We can work it out
As I attempt to process the events that unfurled on January 6th, 2021, I have stumbled back upon some of my earlier reflections based on the concept of loving struggle. I thought this one in particular was worth posting again.
When I first read about Jaspers and his concept of loving struggle I had a bit of trouble getting my mind around it. However, with continued contemplation of the concept, I think I am beginning to get it.
Now, I seem to find the idea of this loving struggle echoing in the words of many people whose work focuses on peace and conflict resolution, and I am beginning to see why Jaspers thought our survival depends on our ability to enter into a loving struggle with others.
One place where I am repeatedly reminded of the importance of the loving struggle is the radio program On Being. This program from American Public Media, focuses on “big questions at the center of human life”. One recent program focused on forgiveness and revenge. As I listened to the guest, Michael McCullough, I suddenly found myself thinking, “He is talking about the loving struggle.”
McCullough is a research psychologist whose work focuses on the social and biological factors involved in forgiveness and revenge. In his interview, he compared and contrasted situations in which individuals sought revenge and situations in which people offered forgiveness instead of revenge. He looked at interpersonal situations, but he also extrapolated to global political examples, and he said that people seem to be hardwired to seek revenge when we are wronged, but “if you can convince me that you’re safe, right, that I don’t have to worry about being harmed in the same way a second time, maybe I’m willing to move a little bit forward” and look for a peaceful resolution.
How does the perpetrator convince the victim that he/she is safe? By engaging in a loving struggle. McCullough offers two wonderful examples. One figure of public forgiveness whom Michael McCullough writes about is Bud Welch. His 23-year-old daughter Julie died in the bombing of the Murrah Federal building in Oklahoma City in 1995. Another touching example comes from Uganda. In both cases, by engaging in loving struggle, the cycle of violence is being broken. It is worth a listen:

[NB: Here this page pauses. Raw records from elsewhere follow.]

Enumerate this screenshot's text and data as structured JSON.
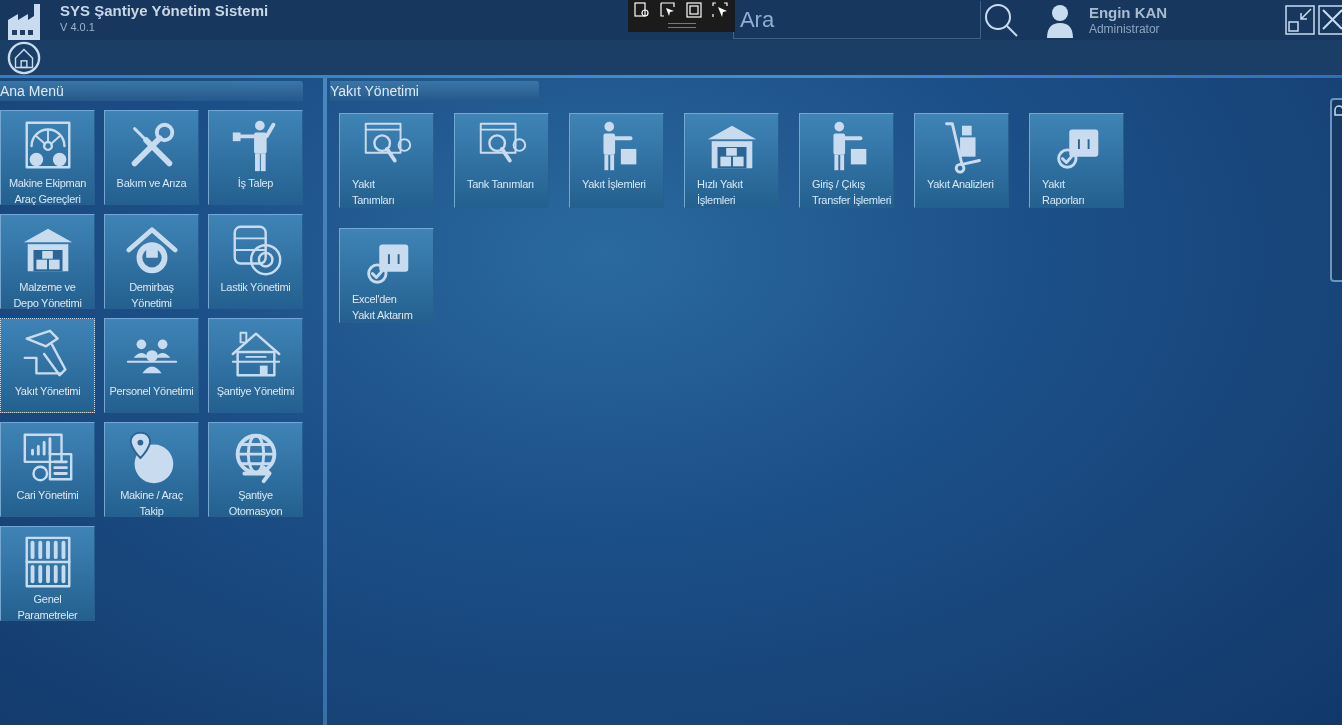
{
  "app": {
    "title": "SYS Şantiye Yönetim Sistemi",
    "version": "V 4.0.1"
  },
  "search": {
    "placeholder": "Ara"
  },
  "user": {
    "name": "Engin KAN",
    "role": "Administrator"
  },
  "main_menu": {
    "title": "Ana Menü",
    "items": [
      {
        "label": "Makine Ekipman\nAraç Gereçleri",
        "selected": false
      },
      {
        "label": "Bakım ve Arıza",
        "selected": false
      },
      {
        "label": "İş Talep",
        "selected": false
      },
      {
        "label": "Malzeme ve\nDepo Yönetimi",
        "selected": false
      },
      {
        "label": "Demirbaş\nYönetimi",
        "selected": false
      },
      {
        "label": "Lastik Yönetimi",
        "selected": false
      },
      {
        "label": "Yakıt Yönetimi",
        "selected": true
      },
      {
        "label": "Personel Yönetimi",
        "selected": false
      },
      {
        "label": "Şantiye Yönetimi",
        "selected": false
      },
      {
        "label": "Cari Yönetimi",
        "selected": false
      },
      {
        "label": "Makine / Araç\nTakip",
        "selected": false
      },
      {
        "label": "Şantiye\nOtomasyon",
        "selected": false
      },
      {
        "label": "Genel\nParametreler",
        "selected": false
      }
    ]
  },
  "submenu": {
    "title": "Yakıt Yönetimi",
    "items": [
      {
        "label": "Yakıt\nTanımları"
      },
      {
        "label": "Tank Tanımları"
      },
      {
        "label": "Yakıt İşlemleri"
      },
      {
        "label": "Hızlı Yakıt\nİşlemleri"
      },
      {
        "label": "Giriş / Çıkış\nTransfer İşlemleri"
      },
      {
        "label": "Yakıt Analizleri"
      },
      {
        "label": "Yakıt\nRaporları"
      },
      {
        "label": "Excel'den\nYakıt Aktarım"
      }
    ]
  }
}
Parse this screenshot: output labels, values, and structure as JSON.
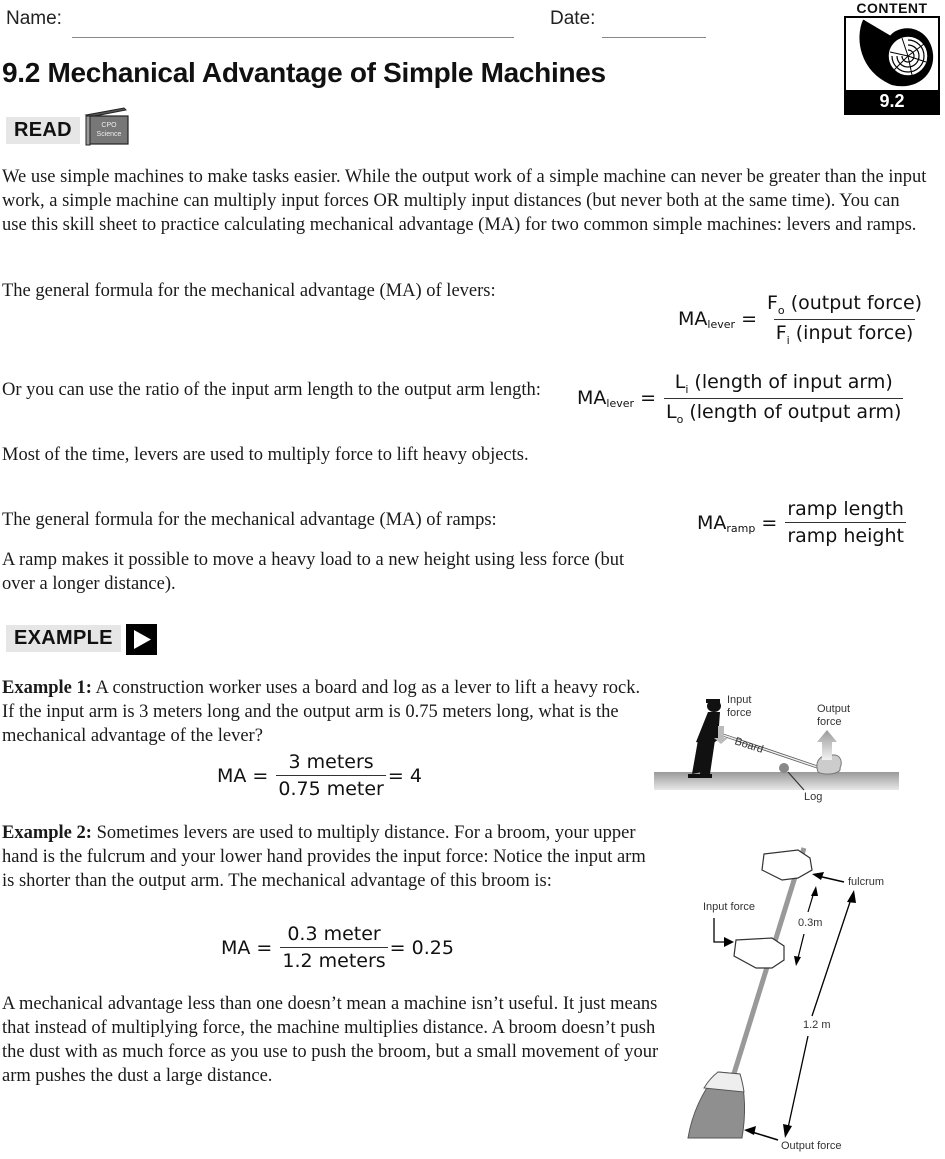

As I contemplate Karl Jasper’s idea of “loving struggle,” I find that at least in my understanding, his ideas are quite similar to the ideas of Thich Nhat Hanh. Both men recognize the importance of communication in the peace process. Both see that while it is not easy for us to enter into a dialogue with our adversaries, it is necessary if we are ever going to coexist peacefully. We need to see the world from the perspective of the other if we are to have any hope of resolving conflicts. As long as we negate the suffering of the other, there is a chasm that prevents us from showing them compassion. Why do I need to show compassion to my “enemy”? Because this compassion allows me to become a mindful listener. If the other person/group believes that they are being listened to, that their point of view/suffering is being acknowledged, it can result in a lowering of their defenses. They begin to open up and see that there might be a way towards peace and common understanding.
- “Wisdom for Cooling the Flames” Thich Nhat Hanh (peoplesadvocacycouncil.wordpress.com)
One of the central tenets of Jasper’s work is the idea of “loving struggle”. It seems to me that this loving struggle ultimately allows for a world in which diversity is no longer viewed as a threat. A world where differences are embraced, and cultures can live together in harmony. Thus, I bring you my musical vision of “loving struggle”.
By focusing on Jaspers in the chapter on communication, McCarty focuses our attention on communication at a community level. However, it seems if we cannot even communicate effectively with the people who are closest to us, the odds seem to be against us when we attempt to enter in a serious dialogue with “the other” – people who have different cultural backgrounds, different worldviews, different value systems, and perhaps very little interest in hearing our point of view.
So, in the interest of exploring interpersonal communication, I turn to Deborah Tannen. For anyone who is not familiar with Tannen’s work, here is a sample:
In this one, she is focusing on the communication between mothers and daughters. So many messages and metamessages there…